Rita Skeeter Rita Skeeter, an infamous journalist who specialized in defamation pieces for the daily prophet, wasn’t actually included much in the films- but we still got the sense that she was awful. HOWEVER, in the book, more is revealed about Skeeter, like the fact that she was an animagus! That’s right, Skeeter was able to transform in to a beetle, which allowed her to sneak around and collect tons of juicy info. 12. Whomping Willow The Whomping Willow is a staple of the Hogwarts grounds that’s featured in both the book and film.
In the film, Harry and Ron have a bit of an issue with it when Ron’s Flying Ford Anglia is struck by the giant tree. However, beyond this, we don’t get a ton of info on the Whomping Willow. In the books, it’s revealed that the tree was planted on the grounds in order to cover up a secret passage leading from Hogwarts to the Shrieking Shack. This allowed Remus Lupin to travel around unnoticed when he needed to transform. 13.
Dumbledore’s Past Dumbledore’s a Harry Potter staple, and we learn a lot about him in both the books and films. However, what the films essentially gloss over entirely is Dumbledore’s backstory, which includes his relationship with Grindelwald, the fatal incident involving his sister Ariana, and his relationship with his brother Abeforth. 14.
Voldemort’s Past Just like Dumbledore, we see a lot of Voldemort in the books and films, however, we certainly get to know him a lot better in the books. For the most part, the film’s gloss over Voldemort’s backstory, like the fact that his mother Merope used a love potion on his father To, which was actually the main reason for his inability to feel love. 15.
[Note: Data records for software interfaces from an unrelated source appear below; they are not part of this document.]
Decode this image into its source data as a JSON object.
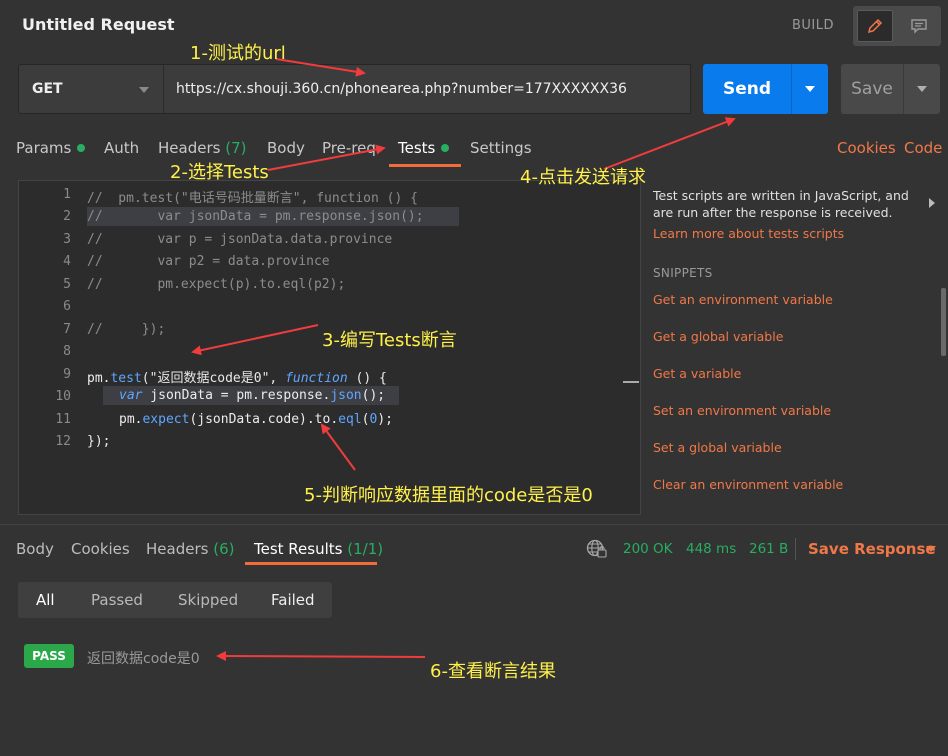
{
  "window": {
    "title": "Untitled Request",
    "build_label": "BUILD"
  },
  "request": {
    "method": "GET",
    "url": "https://cx.shouji.360.cn/phonearea.php?number=177XXXXXX36",
    "send_label": "Send",
    "save_label": "Save"
  },
  "tabs": {
    "params": "Params",
    "auth": "Auth",
    "headers": "Headers",
    "headers_count": "(7)",
    "body": "Body",
    "prereq": "Pre-req.",
    "tests": "Tests",
    "settings": "Settings",
    "cookies": "Cookies",
    "code": "Code"
  },
  "editor": {
    "line_numbers": [
      "1",
      "2",
      "3",
      "4",
      "5",
      "6",
      "7",
      "8",
      "9",
      "10",
      "11",
      "12"
    ],
    "l1": "//  pm.test(\"电话号码批量断言\", function () {",
    "l2": "//       var jsonData = pm.response.json();",
    "l3": "//       var p = jsonData.data.province",
    "l4": "//       var p2 = data.province",
    "l5": "//       pm.expect(p).to.eql(p2);",
    "l7": "//     });",
    "l9": {
      "a": "pm.",
      "b": "test",
      "c": "(\"返回数据code是0\", ",
      "d": "function",
      "e": " () {"
    },
    "l10": {
      "a": "var",
      "b": " jsonData = pm.response.",
      "c": "json",
      "d": "();"
    },
    "l11": {
      "a": "pm.",
      "b": "expect",
      "c": "(jsonData.code).to.",
      "d": "eql",
      "e": "(",
      "f": "0",
      "g": ");"
    },
    "l12": "});"
  },
  "snippets_panel": {
    "description": "Test scripts are written in JavaScript, and are run after the response is received.",
    "learn_more": "Learn more about tests scripts",
    "heading": "SNIPPETS",
    "items": [
      "Get an environment variable",
      "Get a global variable",
      "Get a variable",
      "Set an environment variable",
      "Set a global variable",
      "Clear an environment variable"
    ]
  },
  "response": {
    "tabs": {
      "body": "Body",
      "cookies": "Cookies",
      "headers": "Headers",
      "headers_count": "(6)",
      "test_results": "Test Results",
      "test_results_count": "(1/1)"
    },
    "status": "200 OK",
    "time": "448 ms",
    "size": "261 B",
    "save_response": "Save Response",
    "filters": [
      "All",
      "Passed",
      "Skipped",
      "Failed"
    ],
    "result": {
      "badge": "PASS",
      "name": "返回数据code是0"
    }
  },
  "annotations": {
    "a1": "1-测试的url",
    "a2": "2-选择Tests",
    "a3": "3-编写Tests断言",
    "a4": "4-点击发送请求",
    "a5": "5-判断响应数据里面的code是否是0",
    "a6": "6-查看断言结果",
    "color": "#fff14a"
  },
  "colors": {
    "accent_orange": "#f07848",
    "send_blue": "#097bed",
    "success_green": "#27ae60",
    "background": "#333333"
  },
  "icons": [
    "pencil-icon",
    "comment-icon",
    "chevron-down-icon",
    "globe-icon",
    "chevron-right-icon"
  ]
}
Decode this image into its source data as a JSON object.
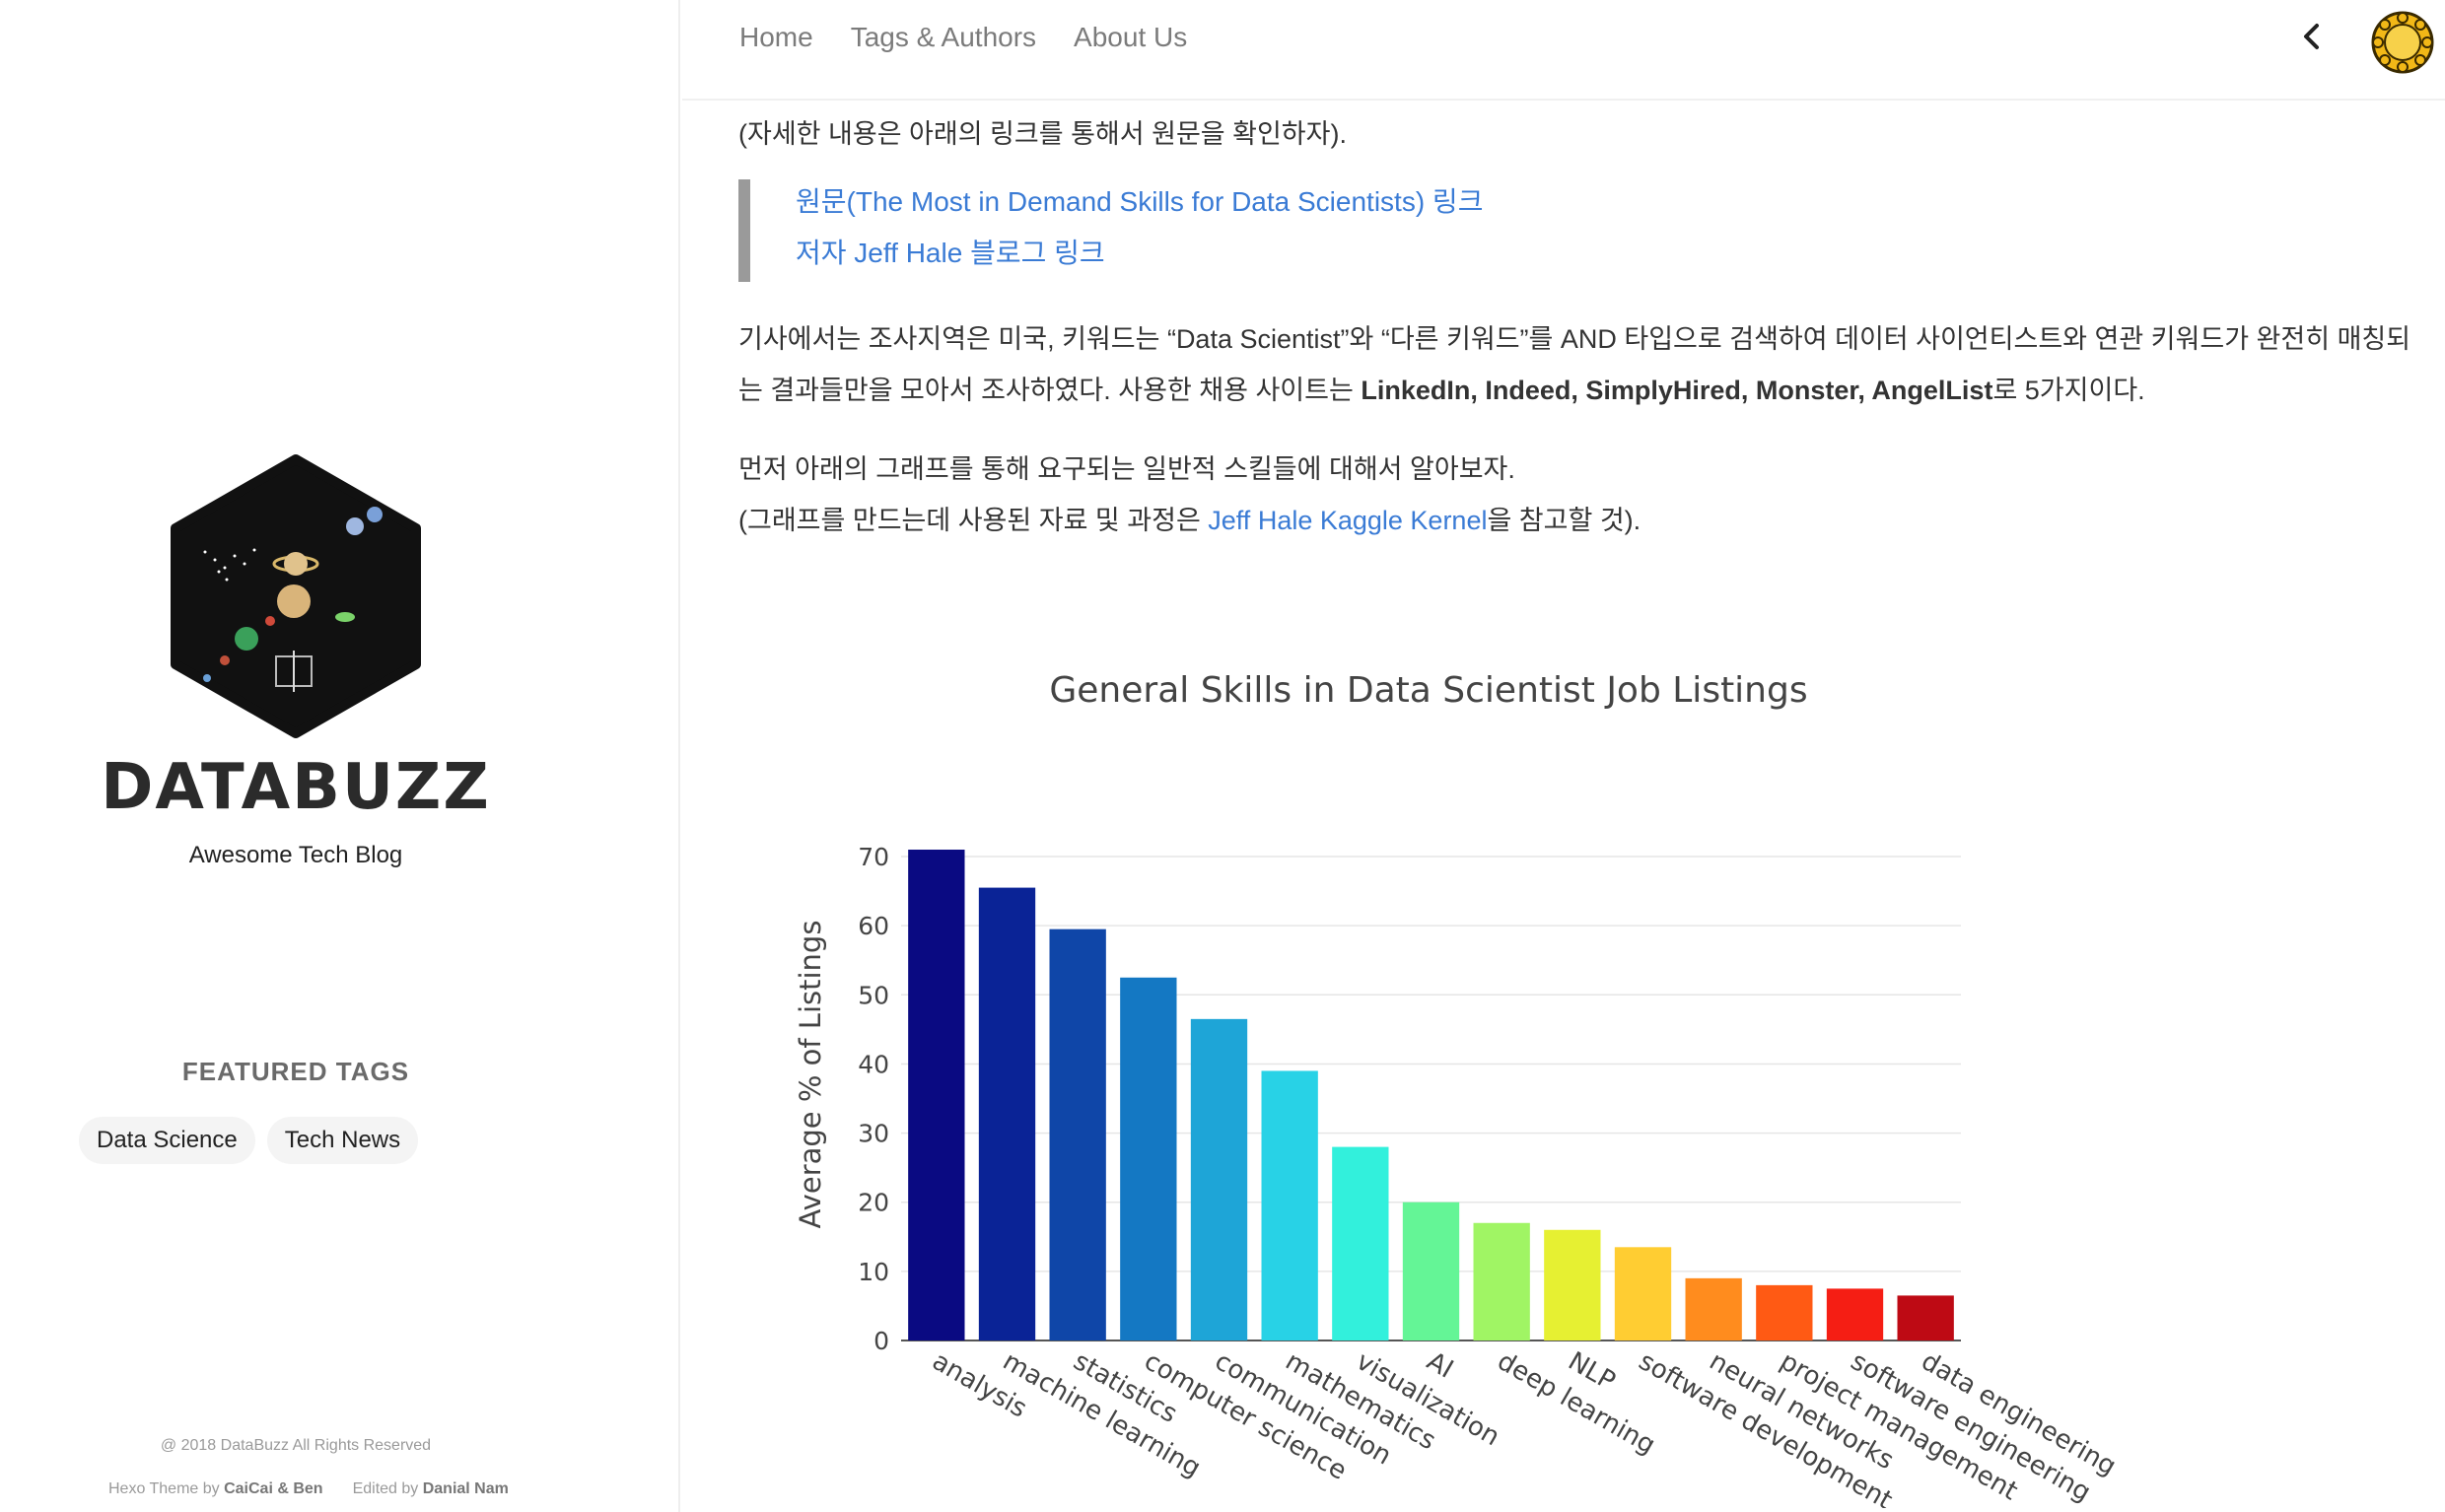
{
  "sidebar": {
    "title": "DATABUZZ",
    "subtitle": "Awesome Tech Blog",
    "featured_title": "FEATURED TAGS",
    "tags": [
      "Data Science",
      "Tech News"
    ],
    "copyright": "@ 2018 DataBuzz All Rights Reserved",
    "credits": {
      "theme_prefix": "Hexo Theme by ",
      "theme_authors": "CaiCai & Ben",
      "edited_prefix": "Edited by ",
      "editor": "Danial Nam"
    }
  },
  "nav": {
    "items": [
      "Home",
      "Tags & Authors",
      "About Us"
    ]
  },
  "content": {
    "intro": "(자세한 내용은 아래의 링크를 통해서 원문을 확인하자).",
    "quote_links": [
      "원문(The Most in Demand Skills for Data Scientists) 링크",
      "저자 Jeff Hale 블로그 링크"
    ],
    "para1_line1": "기사에서는 조사지역은 미국, 키워드는 “Data Scientist”와 “다른 키워드”를 AND 타입으로 검색하여 데이터 사이언티스트와 연관 키워드가 완전히 매칭되",
    "para1_line2_start": "는 결과들만을 모아서 조사하였다. 사용한 채용 사이트는 ",
    "para1_sites": "LinkedIn, Indeed, SimplyHired, Monster, AngelList",
    "para1_line2_end": "로 5가지이다.",
    "para2_line1": "먼저 아래의 그래프를 통해 요구되는 일반적 스킬들에 대해서 알아보자.",
    "para2_line2_start": "(그래프를 만드는데 사용된 자료 및 과정은 ",
    "para2_link": "Jeff Hale Kaggle Kernel",
    "para2_line2_end": "을 참고할 것)."
  },
  "chart_data": {
    "type": "bar",
    "title": "General Skills in Data Scientist Job Listings",
    "xlabel": "",
    "ylabel": "Average % of Listings",
    "ylim": [
      0,
      72
    ],
    "yticks": [
      0,
      10,
      20,
      30,
      40,
      50,
      60,
      70
    ],
    "grid": true,
    "categories": [
      "analysis",
      "machine learning",
      "statistics",
      "computer science",
      "communication",
      "mathematics",
      "visualization",
      "AI",
      "deep learning",
      "NLP",
      "software development",
      "neural networks",
      "project management",
      "software engineering",
      "data engineering"
    ],
    "values": [
      71,
      65.5,
      59.5,
      52.5,
      46.5,
      39,
      28,
      20,
      17,
      16,
      13.5,
      9,
      8,
      7.5,
      6.5
    ],
    "colors": [
      "#0a0a82",
      "#0a2396",
      "#0f46a8",
      "#1478c3",
      "#1ea5d7",
      "#28d2e6",
      "#32f0dc",
      "#64f596",
      "#a0f564",
      "#e6f032",
      "#ffcd32",
      "#ff8c1e",
      "#ff5a14",
      "#f51e14",
      "#be0a14"
    ]
  }
}
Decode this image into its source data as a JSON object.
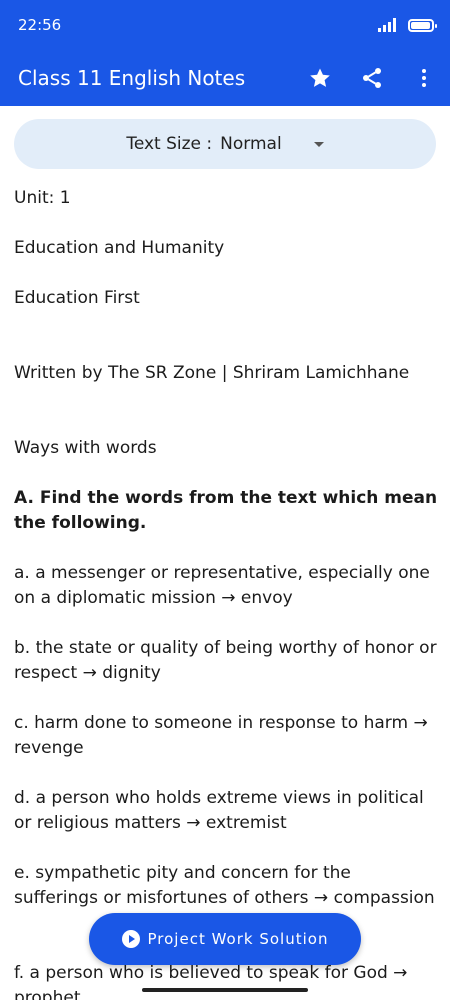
{
  "status": {
    "time": "22:56",
    "battery_level": 0.85
  },
  "app_bar": {
    "title": "Class 11 English Notes",
    "icons": [
      "star-icon",
      "share-icon",
      "more-vert-icon"
    ]
  },
  "text_size": {
    "label": "Text Size :",
    "value": "Normal"
  },
  "article": {
    "unit": "Unit: 1",
    "theme": "Education and Humanity",
    "lesson": "Education First",
    "byline": "Written by The SR Zone | Shriram Lamichhane",
    "section": "Ways with words",
    "question": "A. Find the words from the text which mean the following.",
    "items": [
      "a. a messenger or representative, especially one on a diplomatic mission → envoy",
      "b. the state or quality of being worthy of honor or respect → dignity",
      "c. harm done to someone in response to harm → revenge",
      "d. a person who holds extreme views in political or religious matters → extremist",
      "e. sympathetic pity and concern for the sufferings or misfortunes of others → compassion",
      "f. a person who is believed to speak for God → prophet"
    ]
  },
  "fab": {
    "label": "Project Work Solution"
  },
  "colors": {
    "primary": "#1a57e6",
    "pill": "#e2edf9"
  }
}
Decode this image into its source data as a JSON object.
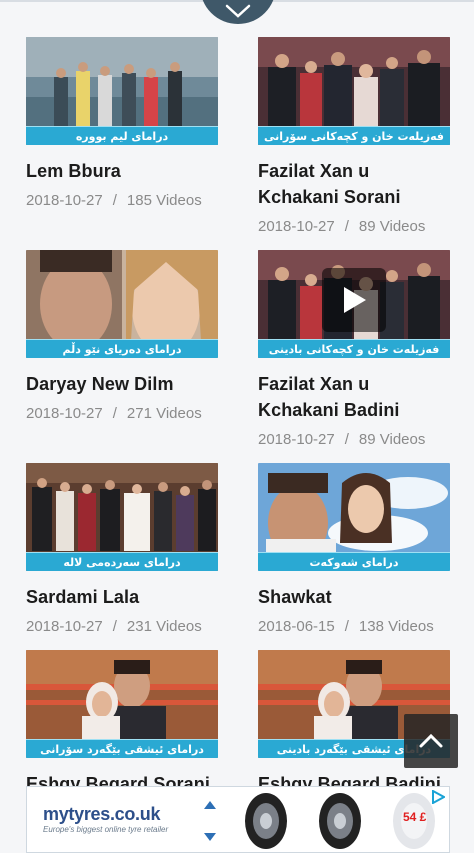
{
  "videos": [
    {
      "title": "Lem Bbura",
      "banner": "درامای لیم بوورە",
      "date": "2018-10-27",
      "count": "185 Videos"
    },
    {
      "title": "Fazilat Xan u Kchakani Sorani",
      "banner": "فەزیلەت خان و کچەکانی سۆرانی",
      "date": "2018-10-27",
      "count": "89 Videos"
    },
    {
      "title": "Daryay New Dilm",
      "banner": "درامای دەریای نێو دڵم",
      "date": "2018-10-27",
      "count": "271 Videos"
    },
    {
      "title": "Fazilat Xan u Kchakani Badini",
      "banner": "فەزیلەت خان و کچەکانی بادینی",
      "date": "2018-10-27",
      "count": "89 Videos"
    },
    {
      "title": "Sardami Lala",
      "banner": "درامای سەردەمی لالە",
      "date": "2018-10-27",
      "count": "231 Videos"
    },
    {
      "title": "Shawkat",
      "banner": "درامای شەوکەت",
      "date": "2018-06-15",
      "count": "138 Videos"
    },
    {
      "title": "Eshqy Begard Sorani",
      "banner": "درامای ئیشقی بێگەرد سۆرانی",
      "date": "",
      "count": ""
    },
    {
      "title": "Eshqy Begard Badini",
      "banner": "درامای ئیشقی بێگەرد بادینی",
      "date": "",
      "count": ""
    }
  ],
  "separator": "/",
  "ad": {
    "brand": "mytyres.co.uk",
    "tagline": "Europe's biggest online tyre retailer",
    "price": "54 £"
  },
  "icons": {
    "collapse": "chevron-down-icon",
    "play": "play-icon",
    "scroll_top": "chevron-up-icon",
    "ad_info": "ad-choices-icon"
  },
  "colors": {
    "banner": "#2aa9d3",
    "pull_tab": "#3f5869",
    "brand": "#2d4f8a",
    "price": "#e02020"
  }
}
Snowballs and Voldemort Ending on a lighter note, in a scene that was omitted from the films, Fred and George Weasley at one point in the Philosopher’s Stone enchanted a bunch of snowballs, which they directed at the back of Quirrell’s head. I find this one hilarious, because as is revealed later, that’s where Vodlemort’s face was! And that’s it for this theory! Did you watch the films first or read the books first? Comment down below. Until next time Remember The truth. It is a beautiful and terrible thing, and should therefore be treated with great caution.